“Save the world one vegetable at a time” seems to be the motto of Loop Juice, which was cofounded by raw food entrepreneur David Côté, who also launched the Crudessence raw food restaurant chain in Quebec.

Loop’s line of fruit and vegetable juices is made from the surpluses of distributor Courchesne Larose, and includes flavours such as “King of the Hill” — a mix of cantaloupe, carrots, fennel, clementines, pineapple, green apple, lime and curcuma. There is nothing scrap-like about the prices, though: the juices retail for $3.99 to $4.99.


Bear fists

Black bear

Many will recall the famous quote that news is not about a dog biting a man, but about a man who bites a dog. In that vein, a Sudbury man’s feat of punching a black bear and walking away relatively unscathed definitely qualifies as news, as reported by The Guardian.                                

After startling a bear cub, Rick Nelson, a former black bear hunter who had taken boxing classes, found himself facing its 145.1-kg mother.
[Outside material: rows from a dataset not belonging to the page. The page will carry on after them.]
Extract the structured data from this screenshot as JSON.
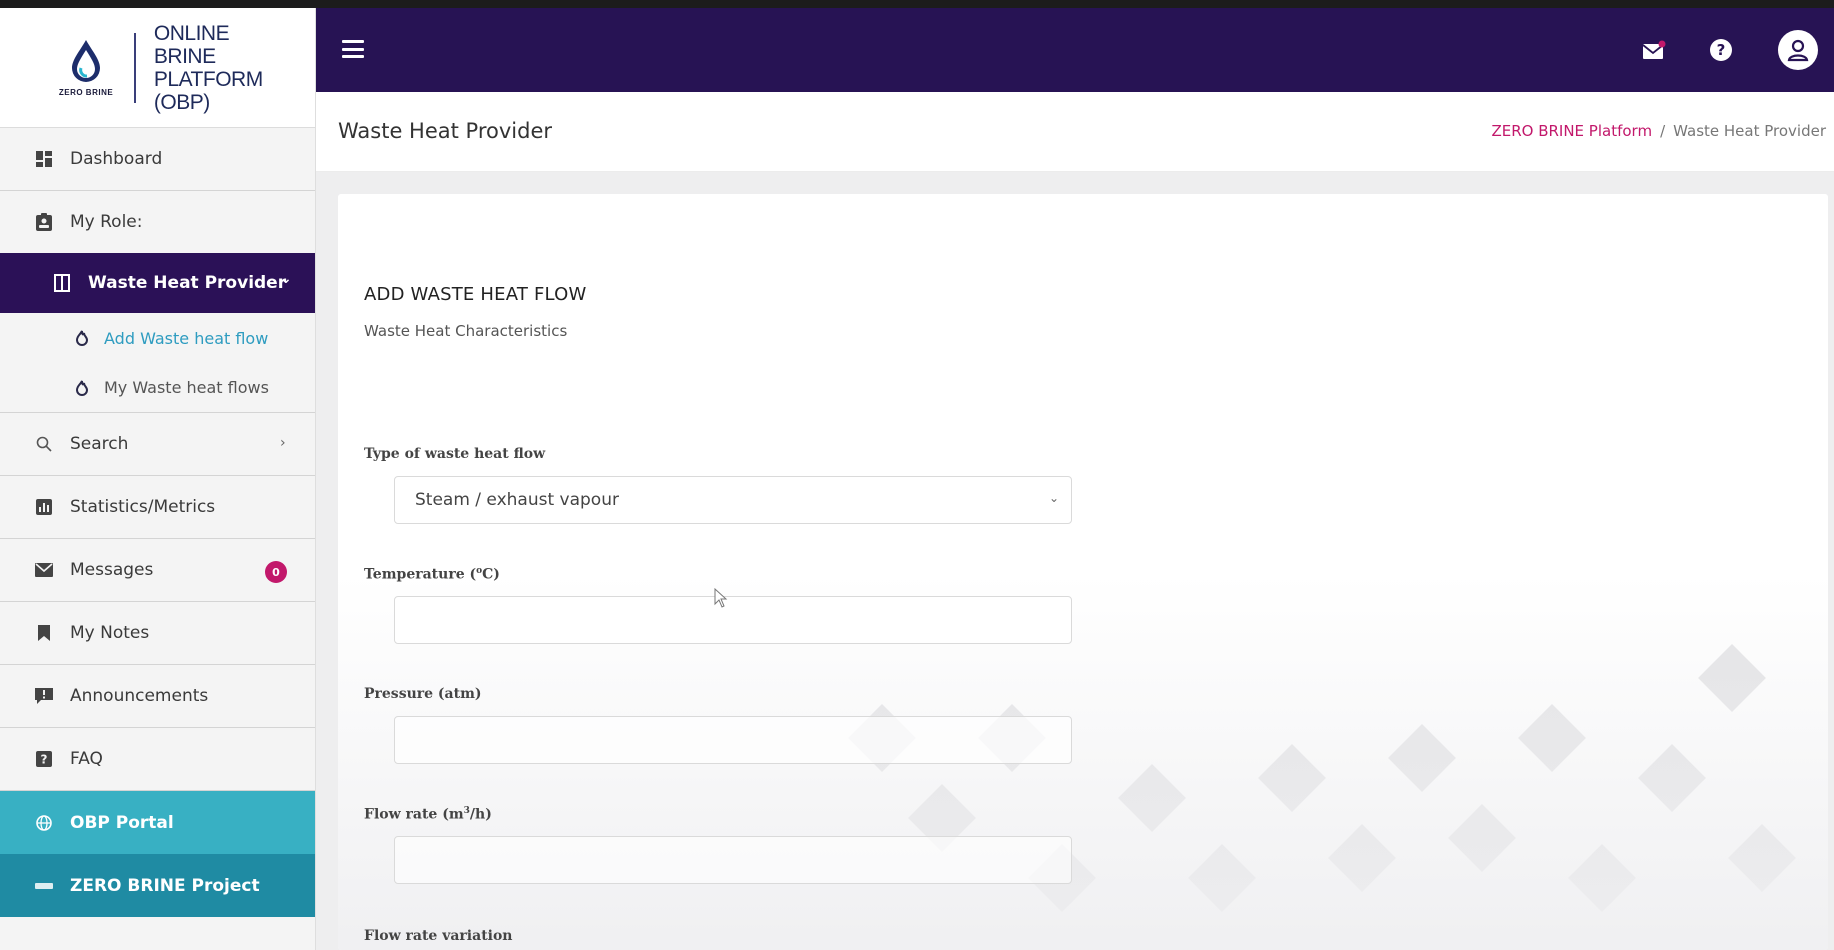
{
  "brand": {
    "logo_caption": "ZERO BRINE",
    "name_lines": [
      "ONLINE",
      "BRINE",
      "PLATFORM (OBP)"
    ]
  },
  "sidebar": {
    "dashboard": "Dashboard",
    "my_role": "My Role:",
    "role_active": "Waste Heat Provider",
    "sub_items": [
      {
        "label": "Add Waste heat flow",
        "current": true
      },
      {
        "label": "My Waste heat flows",
        "current": false
      }
    ],
    "search": "Search",
    "statistics": "Statistics/Metrics",
    "messages": "Messages",
    "messages_count": "0",
    "notes": "My Notes",
    "announcements": "Announcements",
    "faq": "FAQ",
    "portal": "OBP Portal",
    "project": "ZERO BRINE Project",
    "colors": {
      "active_role": "#2b1157",
      "portal": "#38b0c3",
      "project": "#1f8ba3",
      "badge": "#c2186b"
    }
  },
  "header": {
    "menu_icon": "hamburger-icon",
    "icons": [
      "mail-icon",
      "help-icon",
      "user-icon"
    ],
    "color": "#271354"
  },
  "page": {
    "title": "Waste Heat Provider",
    "breadcrumb": {
      "root": "ZERO BRINE Platform",
      "separator": "/",
      "current": "Waste Heat Provider"
    }
  },
  "form": {
    "title": "ADD WASTE HEAT FLOW",
    "subtitle": "Waste Heat Characteristics",
    "fields": {
      "type": {
        "label": "Type of waste heat flow",
        "value": "Steam / exhaust vapour"
      },
      "temperature": {
        "label_prefix": "Temperature (",
        "label_sup": "o",
        "label_suffix": "C)",
        "value": ""
      },
      "pressure": {
        "label": "Pressure (atm)",
        "value": ""
      },
      "flow_rate": {
        "label_prefix": "Flow rate (m",
        "label_sup": "3",
        "label_suffix": "/h)",
        "value": ""
      },
      "flow_rate_variation": {
        "label": "Flow rate variation"
      }
    }
  }
}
As the bear was standing on her hind legs in attack position, Nelson remembered that bears are right-handed, and prepared his defence and swing accordingly, hitting the mother directly on the snout and drawing blood.

The blow was not decisive, however, and Nelson was readying himself for the moment of truth. But the cub that had gotten the ex-boxer in trouble also saved him as it scuttled away — and its mother followed as if nothing had happened.


Tax paradise

Canada is still No. 1 for corporate tax competitiveness, according to KPMG’s Focus on Tax 2016.

The report calculates the impact of all business tax costs, including corporate income tax as well as capital taxes, sales and property taxes, in 10 countries and 111 cities. At 52.4, Canada’s total tax index (TTI) gives us a strong lead over our closest competitor, the UK (64.5).

In seventh spot, the US has a TTI of 100, followed by Japan (108.2), Italy (110.5) and France (136.6). As for cities, Toronto (47.4), Vancouver (49) and Montreal (57.4) take the first, second and fourth places, respectively.


Kudos for kiddy banks

Young student

Canadian parents are more focused on saving for their children’s education than parents in other western countries are, reports Yahoo! Finance, based on an HSBC report.

A survey of 6,241 parents in 15 countries (434 in Canada) showed that 72% of Canadian parents have started saving for their children’s postsecondary education, compared with 65% in the US and 46% in the UK. Moreover, 53% of parents with household incomes of less than $65,000 give priority to education compared with 40% of households above that income level.